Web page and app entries
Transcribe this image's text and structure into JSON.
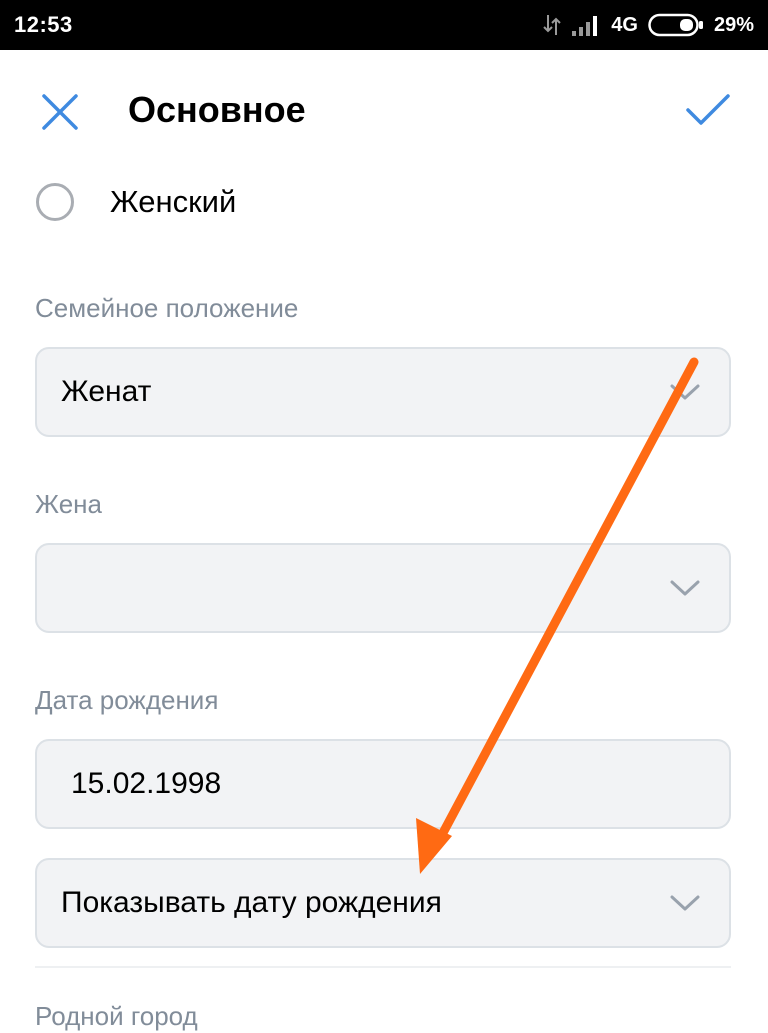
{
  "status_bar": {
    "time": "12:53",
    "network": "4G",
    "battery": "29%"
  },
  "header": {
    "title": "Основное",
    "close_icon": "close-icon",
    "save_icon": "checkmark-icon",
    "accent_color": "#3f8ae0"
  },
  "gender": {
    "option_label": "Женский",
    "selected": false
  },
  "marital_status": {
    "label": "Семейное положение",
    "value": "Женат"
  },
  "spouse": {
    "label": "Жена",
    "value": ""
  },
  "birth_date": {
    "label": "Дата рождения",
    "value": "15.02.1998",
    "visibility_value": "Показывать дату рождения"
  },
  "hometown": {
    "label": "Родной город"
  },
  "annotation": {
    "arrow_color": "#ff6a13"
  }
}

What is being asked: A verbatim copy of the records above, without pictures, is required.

Answer section:
Transcribe this image's text and structure into JSON.
{
  "status_bar": {
    "time": "12:53",
    "network": "4G",
    "battery": "29%"
  },
  "header": {
    "title": "Основное",
    "close_icon": "close-icon",
    "save_icon": "checkmark-icon",
    "accent_color": "#3f8ae0"
  },
  "gender": {
    "option_label": "Женский",
    "selected": false
  },
  "marital_status": {
    "label": "Семейное положение",
    "value": "Женат"
  },
  "spouse": {
    "label": "Жена",
    "value": ""
  },
  "birth_date": {
    "label": "Дата рождения",
    "value": "15.02.1998",
    "visibility_value": "Показывать дату рождения"
  },
  "hometown": {
    "label": "Родной город"
  },
  "annotation": {
    "arrow_color": "#ff6a13"
  }
}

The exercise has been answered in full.